Third, we needed the manuscript formatted for print and ebook. Because this book is nonfiction and contains a great number of images, formatting was a little more time-consuming and difficult than for my fiction. I formatted Helen’s book and ebook myself. Because our strategy for Helen was to maximize simplicity and minimize cost, we planned to publish her only through CreateSpace/Amazon for print and Kindle/Amazon for ebook. This made things much easier for me! I used a CreateSpace template to format her book with a clean look in Word. I then converted that Word document into an ebook-ready format that I could upload directly to Kindle for conversion to an ebook file. They worked beautifully for our purposes.  I do all my own formatting, so it is never something I spend money on, but if you hire someone to do it for you, each format can cost from $50 to $300 dollars, depending on the complexity of the book. Nonfiction is more complex and thus more expensive. I can format my own fiction quickly. A novel to print takes me an hour, and to ebook another hour.

For audio, we did a 50-50 royalty split with a voice over artist, so no money exchanged hands. Audio production will take another month or three. I did the same arrangement for my books, and I am quite happy with Audio Creation Exchange (ACX) for audio. We arranged for Helen’s eventual audio book to sell exclusively through ACX, Amazon, and iTunes to get her (and the Museum) the highest possible royalty.

We also chose to do KDP Select with Kindle, since we published exclusively on Amazon. This allows Kindle device owners who are Amazon Prime members to borrow Helen’s book for free, but Helen/the Museum to still receive a lending royalty. Also, we have the opportunity to help her do “free” days on KDP Select sometime in the future to build her readership and help her get reviews for her book. I have chosen to do the same for my books, and had a lot of success with it.
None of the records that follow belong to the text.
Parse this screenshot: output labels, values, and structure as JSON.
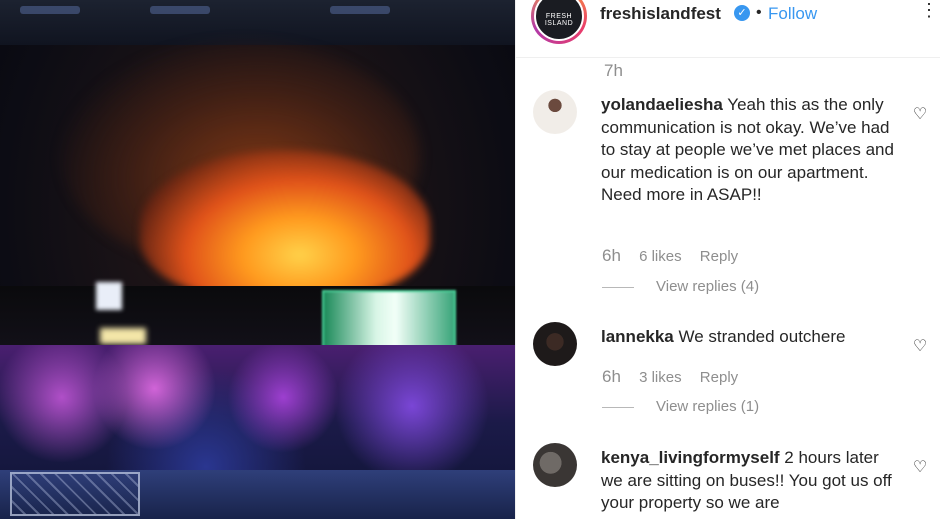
{
  "post": {
    "account": "freshislandfest",
    "follow_label": "Follow",
    "separator": "•",
    "more_icon": "⋮",
    "logo_text": "FRESH ISLAND",
    "time": "7h"
  },
  "comments": [
    {
      "user": "yolandaeliesha",
      "text": " Yeah this as the only communication is not okay. We’ve had to stay at people we’ve met places and our medication is on our apartment. Need more in ASAP!!",
      "time": "6h",
      "likes": "6 likes",
      "reply_label": "Reply",
      "view_replies": "View replies (4)"
    },
    {
      "user": "lannekka",
      "text": " We stranded outchere",
      "time": "6h",
      "likes": "3 likes",
      "reply_label": "Reply",
      "view_replies": "View replies (1)"
    },
    {
      "user": "kenya_livingformyself",
      "text": " 2 hours later we are sitting on buses!! You got us off your property so we are"
    }
  ],
  "icons": {
    "verified": "verified-badge-icon",
    "heart": "heart-outline-icon",
    "more": "more-options-icon"
  },
  "colors": {
    "link_blue": "#3897f0",
    "text": "#262626",
    "muted": "#8e8e8e"
  }
}
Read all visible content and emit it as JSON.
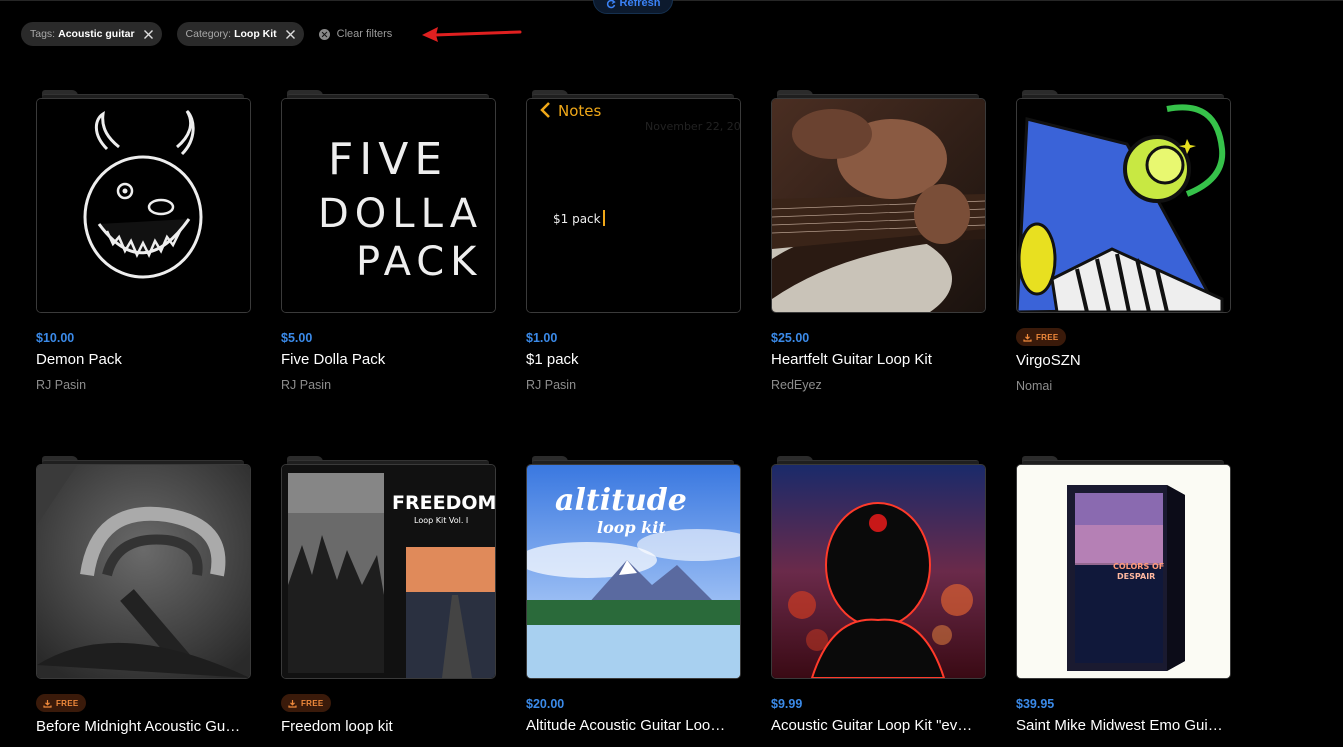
{
  "header": {
    "refresh_label": "Refresh"
  },
  "filters": {
    "chips": [
      {
        "key": "Tags:",
        "value": "Acoustic guitar"
      },
      {
        "key": "Category:",
        "value": "Loop Kit"
      }
    ],
    "clear_label": "Clear filters"
  },
  "products": [
    {
      "price": "$10.00",
      "title": "Demon Pack",
      "author": "RJ Pasin",
      "art": "demon"
    },
    {
      "price": "$5.00",
      "title": "Five Dolla Pack",
      "author": "RJ Pasin",
      "art": "five",
      "art_text": [
        "FIVE",
        "DOLLA",
        "PACK"
      ]
    },
    {
      "price": "$1.00",
      "title": "$1 pack",
      "author": "RJ Pasin",
      "art": "notes",
      "art_text": {
        "back": "Notes",
        "date": "November 22, 20",
        "body": "$1 pack"
      }
    },
    {
      "price": "$25.00",
      "title": "Heartfelt Guitar Loop Kit",
      "author": "RedEyez",
      "art": "guitar"
    },
    {
      "badge": "FREE",
      "title": "VirgoSZN",
      "author": "Nomai",
      "art": "rocket"
    },
    {
      "badge": "FREE",
      "title": "Before Midnight Acoustic Gu…",
      "author": "",
      "art": "gray"
    },
    {
      "badge": "FREE",
      "title": "Freedom loop kit",
      "author": "",
      "art": "freedom",
      "art_text": {
        "title": "FREEDOM",
        "sub": "Loop Kit Vol. I"
      }
    },
    {
      "price": "$20.00",
      "title": "Altitude Acoustic Guitar Loo…",
      "author": "",
      "art": "altitude",
      "art_text": {
        "title": "altitude",
        "sub": "loop kit"
      }
    },
    {
      "price": "$9.99",
      "title": "Acoustic Guitar Loop Kit \"ev…",
      "author": "",
      "art": "anime"
    },
    {
      "price": "$39.95",
      "title": "Saint Mike Midwest Emo Gui…",
      "author": "",
      "art": "box",
      "art_text": {
        "title": "COLORS OF",
        "sub": "DESPAIR"
      }
    }
  ],
  "colors": {
    "price": "#3b8ae8",
    "free_badge_bg": "#3a1a0a",
    "free_badge_text": "#f08a3c",
    "annotation_arrow": "#e02020"
  }
}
Helen had help (us) and the donation of services due to the charitable cause that is receiving all the proceeds from her book. You probably won’t. But you can do this indie publishing thing, too. It doesn’t have to be hard or even very expensive. If your dream is to see your book in print and allow others the opportunity to choose whether to buy it, you can get it from “once upon a time” to “buy now” spending as little as $250 for a good cover, 1-2 cents per word on a copy edit, and a few hundred dollars on formatting — less if you barter for some of the services. Crowdfunding is also an option to explore. Although I haven’t tried it, a friend of mine raised a few thousand to shoot a documentary using Indiegogo. If you chose the simplicity of the Amazon et al route, the steps are easy too. Or you can turn it over to someone and pay for their help in procuring these services for you (add in another few hundred dollars or a royalty share). If you decide you want to promote your book, the best promotion — you and your friends and family — costs nothing at all.

Yes, you can get much more strategic and spend money on promotion (I do: blog tour, publicist, book tour, etc.), but if your goals are modest, you can fulfill your dreams much more easily than you ever imagined.

While you wrestle with this information, might I suggest you go check out My Dream of Freedom, on Amazon, and leaving a review after you read it? 😉

And if you’re in Houston August 28th, come to my workshop on how to indie publish, soup to nuts. It’s called “What kind of loser indie publishes, and how can I be one too?” Watch for more information about my workshops soon, here, and for a book of the same name by moi to be released in August 2013.

If you want me to do a workshop for your group via Skype or when I’m in your town on my book tour this summer of 2013, let me know. I speak on this and a variety of other topics. You can reach me at [email protected], and keep reading SkipJack’s indie publishing blog for tips.

Good luck, y’all!


Pamela Fagan Hutchins is an employment attorney and workplace investigator by day who writes award-winning and bestselling mysterious women’s fiction (Saving Grace) and humorous nonfiction (How to Screw Up Your Kids) by night. She is passionate about great writing and smart author-preneurship. She also leaps medium-tall buildings in a single bound, if she gets a good running start.